***** Provided records
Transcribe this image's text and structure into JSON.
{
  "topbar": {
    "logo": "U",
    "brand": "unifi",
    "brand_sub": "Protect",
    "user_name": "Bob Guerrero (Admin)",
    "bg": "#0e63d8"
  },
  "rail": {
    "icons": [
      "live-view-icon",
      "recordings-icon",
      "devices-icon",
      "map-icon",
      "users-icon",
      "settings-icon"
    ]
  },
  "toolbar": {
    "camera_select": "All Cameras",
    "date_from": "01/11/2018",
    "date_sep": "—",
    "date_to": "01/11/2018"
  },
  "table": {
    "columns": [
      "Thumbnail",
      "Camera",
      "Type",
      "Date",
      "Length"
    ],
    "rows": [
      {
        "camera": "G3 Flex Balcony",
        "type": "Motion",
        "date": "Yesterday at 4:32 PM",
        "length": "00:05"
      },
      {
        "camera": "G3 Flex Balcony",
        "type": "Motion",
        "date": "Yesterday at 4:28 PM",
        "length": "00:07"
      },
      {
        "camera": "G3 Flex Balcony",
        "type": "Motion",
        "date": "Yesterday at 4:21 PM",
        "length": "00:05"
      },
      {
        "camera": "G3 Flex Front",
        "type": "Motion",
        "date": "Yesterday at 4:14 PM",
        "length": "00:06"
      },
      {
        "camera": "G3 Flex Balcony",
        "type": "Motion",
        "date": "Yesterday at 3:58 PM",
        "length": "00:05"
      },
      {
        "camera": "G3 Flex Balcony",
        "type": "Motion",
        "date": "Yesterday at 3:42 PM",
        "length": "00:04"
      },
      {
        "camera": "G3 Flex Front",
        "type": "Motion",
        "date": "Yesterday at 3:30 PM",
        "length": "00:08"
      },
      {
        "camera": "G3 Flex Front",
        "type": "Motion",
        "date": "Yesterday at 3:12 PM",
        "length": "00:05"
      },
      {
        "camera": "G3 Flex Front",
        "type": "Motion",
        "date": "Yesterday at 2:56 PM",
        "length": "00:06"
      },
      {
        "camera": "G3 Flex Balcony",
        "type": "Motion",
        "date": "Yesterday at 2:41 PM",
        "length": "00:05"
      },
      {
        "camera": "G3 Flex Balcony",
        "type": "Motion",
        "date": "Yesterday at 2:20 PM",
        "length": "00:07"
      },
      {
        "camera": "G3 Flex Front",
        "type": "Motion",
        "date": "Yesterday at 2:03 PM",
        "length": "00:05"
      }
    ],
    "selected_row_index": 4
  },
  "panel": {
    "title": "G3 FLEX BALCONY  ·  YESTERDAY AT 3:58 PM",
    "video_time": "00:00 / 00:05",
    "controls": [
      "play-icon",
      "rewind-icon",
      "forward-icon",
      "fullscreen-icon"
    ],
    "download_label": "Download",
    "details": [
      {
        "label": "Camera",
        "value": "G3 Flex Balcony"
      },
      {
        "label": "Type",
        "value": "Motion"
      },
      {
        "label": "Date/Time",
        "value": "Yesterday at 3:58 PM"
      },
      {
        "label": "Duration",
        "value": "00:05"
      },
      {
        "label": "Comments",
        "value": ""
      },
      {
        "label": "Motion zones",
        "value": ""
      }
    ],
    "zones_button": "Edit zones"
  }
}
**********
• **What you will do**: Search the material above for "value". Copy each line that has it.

• **Problem solution**:
        "value": "G3 Flex Balcony"
        "value": "Motion"
        "value": "Yesterday at 3:58 PM"
        "value": "00:05"
        "value": ""
        "value": ""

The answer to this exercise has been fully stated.